- Exercise goal
State how many lines in the entries below hold the string "data", and give nothing besides that number.

Segment Open

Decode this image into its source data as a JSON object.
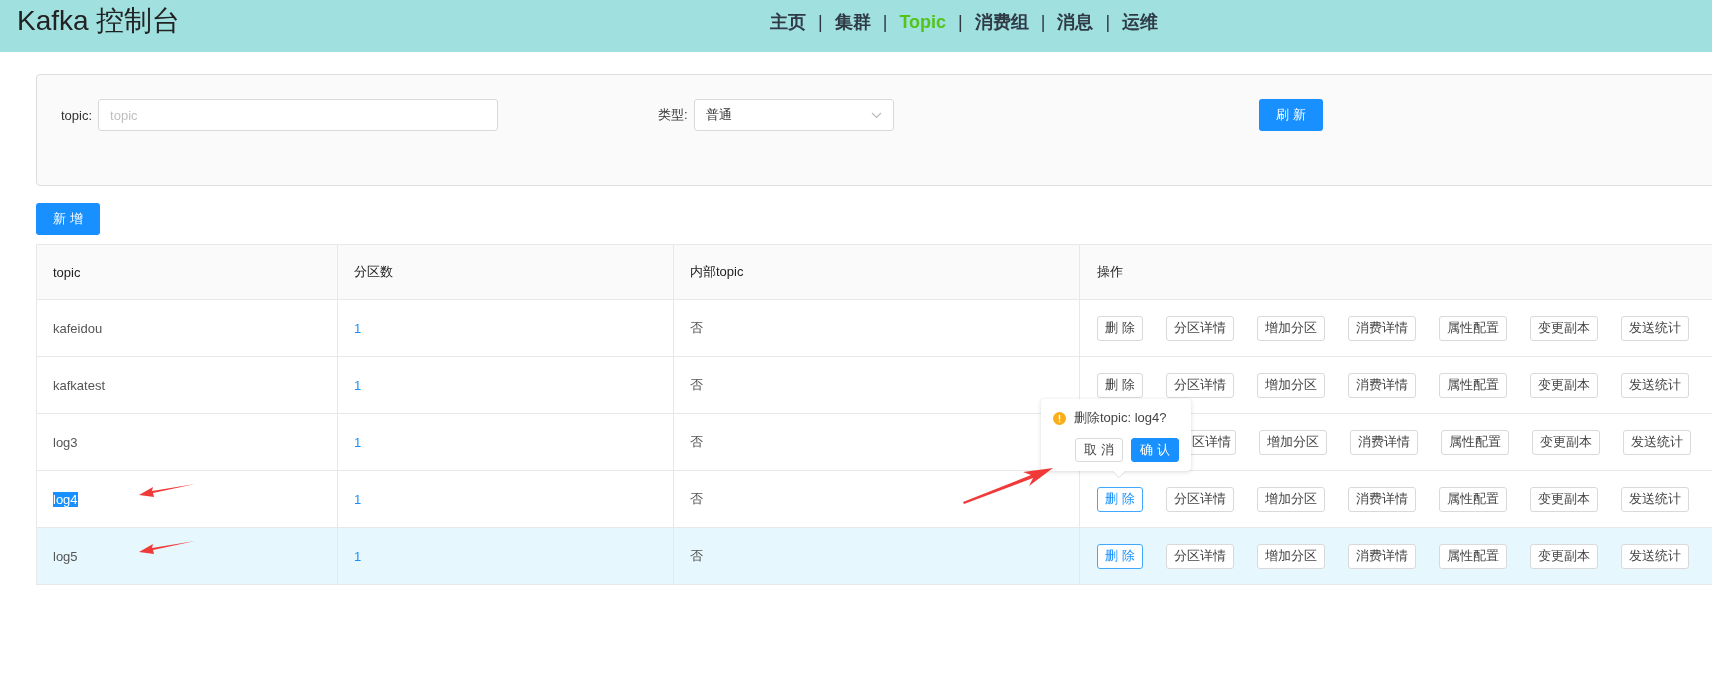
{
  "header": {
    "title": "Kafka 控制台",
    "nav": [
      {
        "label": "主页",
        "selected": false
      },
      {
        "label": "集群",
        "selected": false
      },
      {
        "label": "Topic",
        "selected": true
      },
      {
        "label": "消费组",
        "selected": false
      },
      {
        "label": "消息",
        "selected": false
      },
      {
        "label": "运维",
        "selected": false
      }
    ],
    "separator": "|"
  },
  "filter": {
    "topic_label": "topic:",
    "topic_placeholder": "topic",
    "type_label": "类型:",
    "type_value": "普通",
    "refresh_button": "刷 新"
  },
  "add_button": "新 增",
  "table": {
    "columns": [
      "topic",
      "分区数",
      "内部topic",
      "操作"
    ],
    "rows": [
      {
        "topic": "kafeidou",
        "partitions": "1",
        "internal": "否",
        "highlighted": false,
        "text_selected": false,
        "marked": false,
        "actions": [
          {
            "kind": "button",
            "label": "删 除",
            "active": false
          },
          {
            "kind": "button",
            "label": "分区详情",
            "active": false
          },
          {
            "kind": "button",
            "label": "增加分区",
            "active": false
          },
          {
            "kind": "button",
            "label": "消费详情",
            "active": false
          },
          {
            "kind": "button",
            "label": "属性配置",
            "active": false
          },
          {
            "kind": "button",
            "label": "变更副本",
            "active": false
          },
          {
            "kind": "button",
            "label": "发送统计",
            "active": false
          }
        ]
      },
      {
        "topic": "kafkatest",
        "partitions": "1",
        "internal": "否",
        "highlighted": false,
        "text_selected": false,
        "marked": false,
        "actions": [
          {
            "kind": "button",
            "label": "删 除",
            "active": false
          },
          {
            "kind": "button",
            "label": "分区详情",
            "active": false
          },
          {
            "kind": "button",
            "label": "增加分区",
            "active": false
          },
          {
            "kind": "button",
            "label": "消费详情",
            "active": false
          },
          {
            "kind": "button",
            "label": "属性配置",
            "active": false
          },
          {
            "kind": "button",
            "label": "变更副本",
            "active": false
          },
          {
            "kind": "button",
            "label": "发送统计",
            "active": false
          }
        ]
      },
      {
        "topic": "log3",
        "partitions": "1",
        "internal": "否",
        "highlighted": false,
        "text_selected": false,
        "marked": false,
        "actions": [
          {
            "kind": "covered"
          },
          {
            "kind": "partial",
            "label": "区详情",
            "active": false
          },
          {
            "kind": "button",
            "label": "增加分区",
            "active": false
          },
          {
            "kind": "button",
            "label": "消费详情",
            "active": false
          },
          {
            "kind": "button",
            "label": "属性配置",
            "active": false
          },
          {
            "kind": "button",
            "label": "变更副本",
            "active": false
          },
          {
            "kind": "button",
            "label": "发送统计",
            "active": false
          }
        ]
      },
      {
        "topic": "log4",
        "partitions": "1",
        "internal": "否",
        "highlighted": false,
        "text_selected": true,
        "marked": true,
        "actions": [
          {
            "kind": "button",
            "label": "删 除",
            "active": true
          },
          {
            "kind": "button",
            "label": "分区详情",
            "active": false
          },
          {
            "kind": "button",
            "label": "增加分区",
            "active": false
          },
          {
            "kind": "button",
            "label": "消费详情",
            "active": false
          },
          {
            "kind": "button",
            "label": "属性配置",
            "active": false
          },
          {
            "kind": "button",
            "label": "变更副本",
            "active": false
          },
          {
            "kind": "button",
            "label": "发送统计",
            "active": false
          }
        ]
      },
      {
        "topic": "log5",
        "partitions": "1",
        "internal": "否",
        "highlighted": true,
        "text_selected": false,
        "marked": true,
        "actions": [
          {
            "kind": "button",
            "label": "删 除",
            "active": true
          },
          {
            "kind": "button",
            "label": "分区详情",
            "active": false
          },
          {
            "kind": "button",
            "label": "增加分区",
            "active": false
          },
          {
            "kind": "button",
            "label": "消费详情",
            "active": false
          },
          {
            "kind": "button",
            "label": "属性配置",
            "active": false
          },
          {
            "kind": "button",
            "label": "变更副本",
            "active": false
          },
          {
            "kind": "button",
            "label": "发送统计",
            "active": false
          }
        ]
      }
    ]
  },
  "popconfirm": {
    "open": true,
    "message": "删除topic: log4?",
    "cancel": "取 消",
    "confirm": "确 认",
    "marked": true
  }
}
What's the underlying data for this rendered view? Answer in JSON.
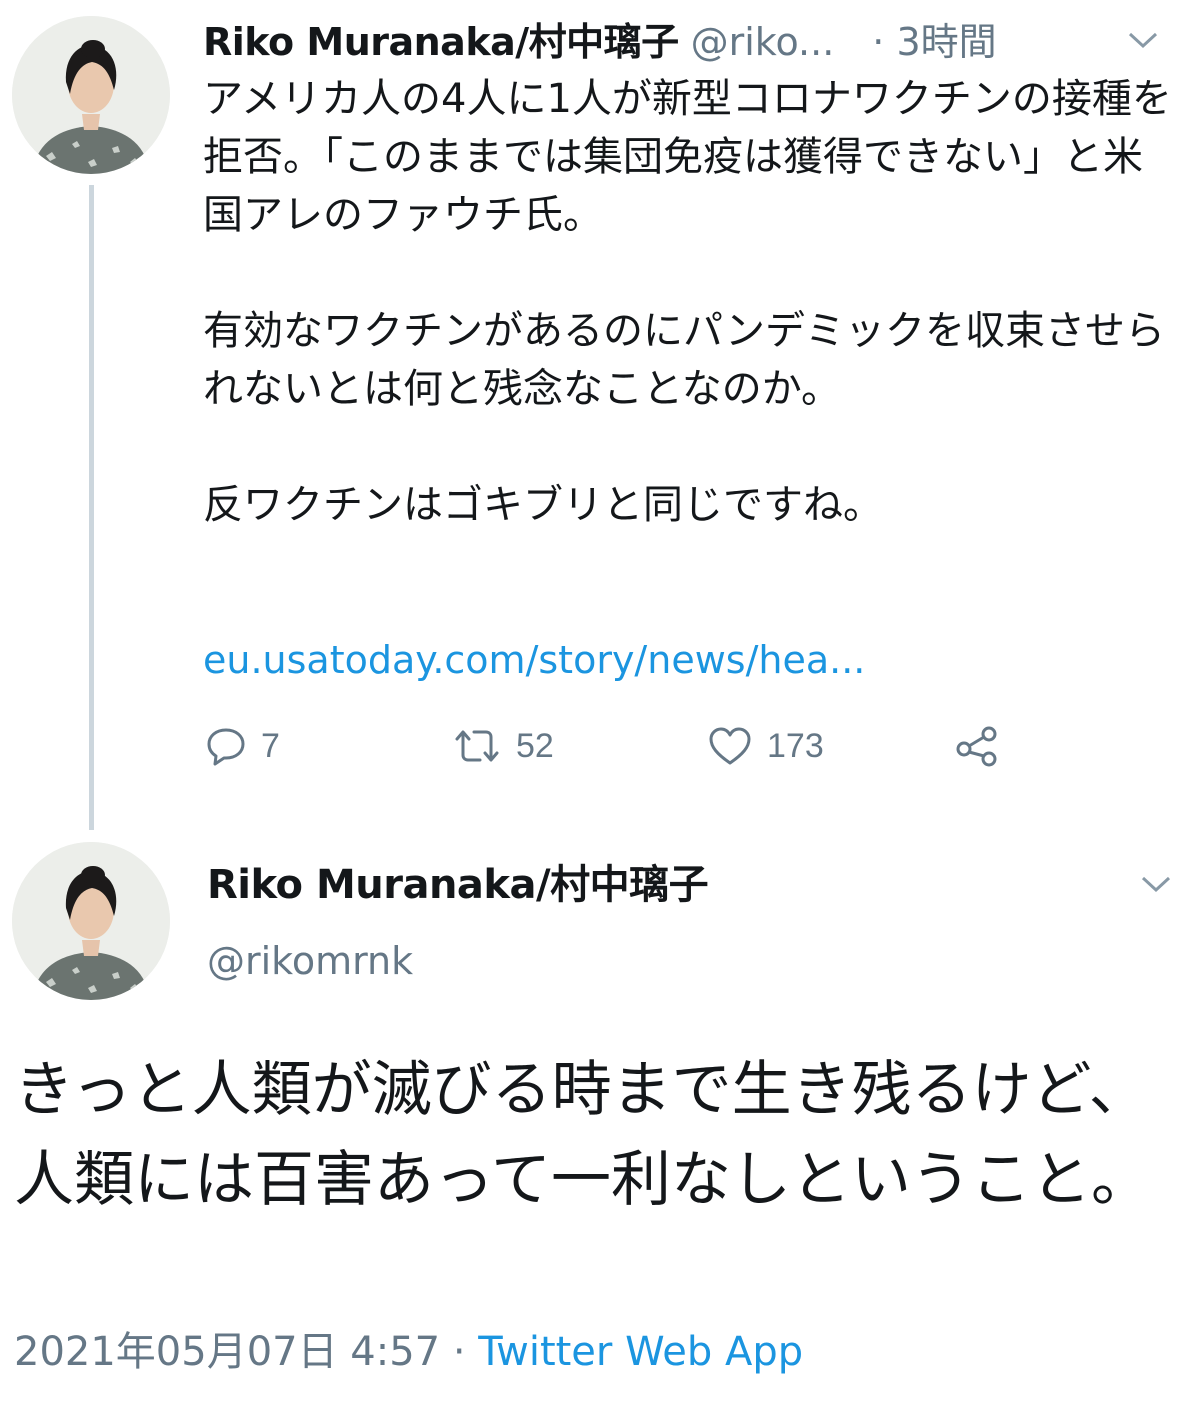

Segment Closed

- Exercise solution
2